● **What is being asked**:
Where a record contains a picture, omit it; otherwise reproduce the listing exactly.
---------- Supplied data ----------
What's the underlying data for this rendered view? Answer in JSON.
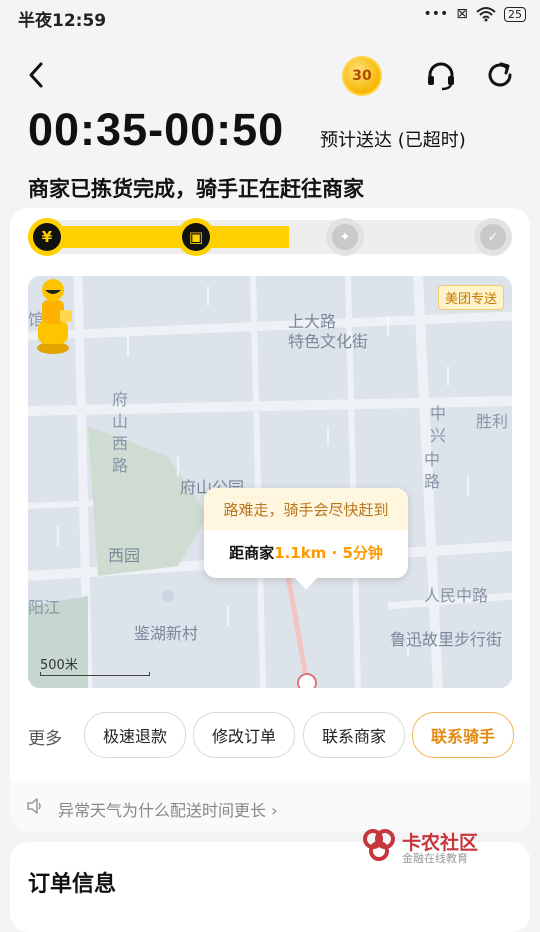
{
  "status_bar": {
    "time": "半夜12:59",
    "signal": "•••",
    "sim": "⊠",
    "battery": "25"
  },
  "header": {
    "coin_value": "30"
  },
  "eta": {
    "time_range": "00:35-00:50",
    "label": "预计送达 (已超时)"
  },
  "order_status": "商家已拣货完成，骑手正在赶往商家",
  "progress": {
    "fraction": 0.54,
    "steps": [
      "¥",
      "▣",
      "✦",
      "✓"
    ]
  },
  "map": {
    "brand_badge": "美团专送",
    "places": [
      "上大路",
      "特色文化街",
      "府",
      "山",
      "西",
      "路",
      "府山公园",
      "中",
      "兴",
      "中",
      "路",
      "胜利",
      "西园",
      "人民中路",
      "鉴湖新村",
      "鲁迅故里步行街",
      "馆",
      "阳江"
    ],
    "bubble": {
      "notice": "路难走，骑手会尽快赶到",
      "distance_prefix": "距商家",
      "distance_value": "1.1km · 5分钟"
    },
    "scale": "500米"
  },
  "actions": {
    "more_label": "更多",
    "buttons": [
      "极速退款",
      "修改订单",
      "联系商家",
      "联系骑手"
    ]
  },
  "weather_notice": "异常天气为什么配送时间更长 ›",
  "order_info_title": "订单信息",
  "watermark": {
    "title": "卡农社区",
    "subtitle": "金融在线教育"
  }
}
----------
● **Output of the task**:
What's the underlying data for this rendered view? Answer in JSON.
{
  "status_bar": {
    "time": "半夜12:59",
    "signal": "•••",
    "sim": "⊠",
    "battery": "25"
  },
  "header": {
    "coin_value": "30"
  },
  "eta": {
    "time_range": "00:35-00:50",
    "label": "预计送达 (已超时)"
  },
  "order_status": "商家已拣货完成，骑手正在赶往商家",
  "progress": {
    "fraction": 0.54,
    "steps": [
      "¥",
      "▣",
      "✦",
      "✓"
    ]
  },
  "map": {
    "brand_badge": "美团专送",
    "places": [
      "上大路",
      "特色文化街",
      "府",
      "山",
      "西",
      "路",
      "府山公园",
      "中",
      "兴",
      "中",
      "路",
      "胜利",
      "西园",
      "人民中路",
      "鉴湖新村",
      "鲁迅故里步行街",
      "馆",
      "阳江"
    ],
    "bubble": {
      "notice": "路难走，骑手会尽快赶到",
      "distance_prefix": "距商家",
      "distance_value": "1.1km · 5分钟"
    },
    "scale": "500米"
  },
  "actions": {
    "more_label": "更多",
    "buttons": [
      "极速退款",
      "修改订单",
      "联系商家",
      "联系骑手"
    ]
  },
  "weather_notice": "异常天气为什么配送时间更长 ›",
  "order_info_title": "订单信息",
  "watermark": {
    "title": "卡农社区",
    "subtitle": "金融在线教育"
  }
}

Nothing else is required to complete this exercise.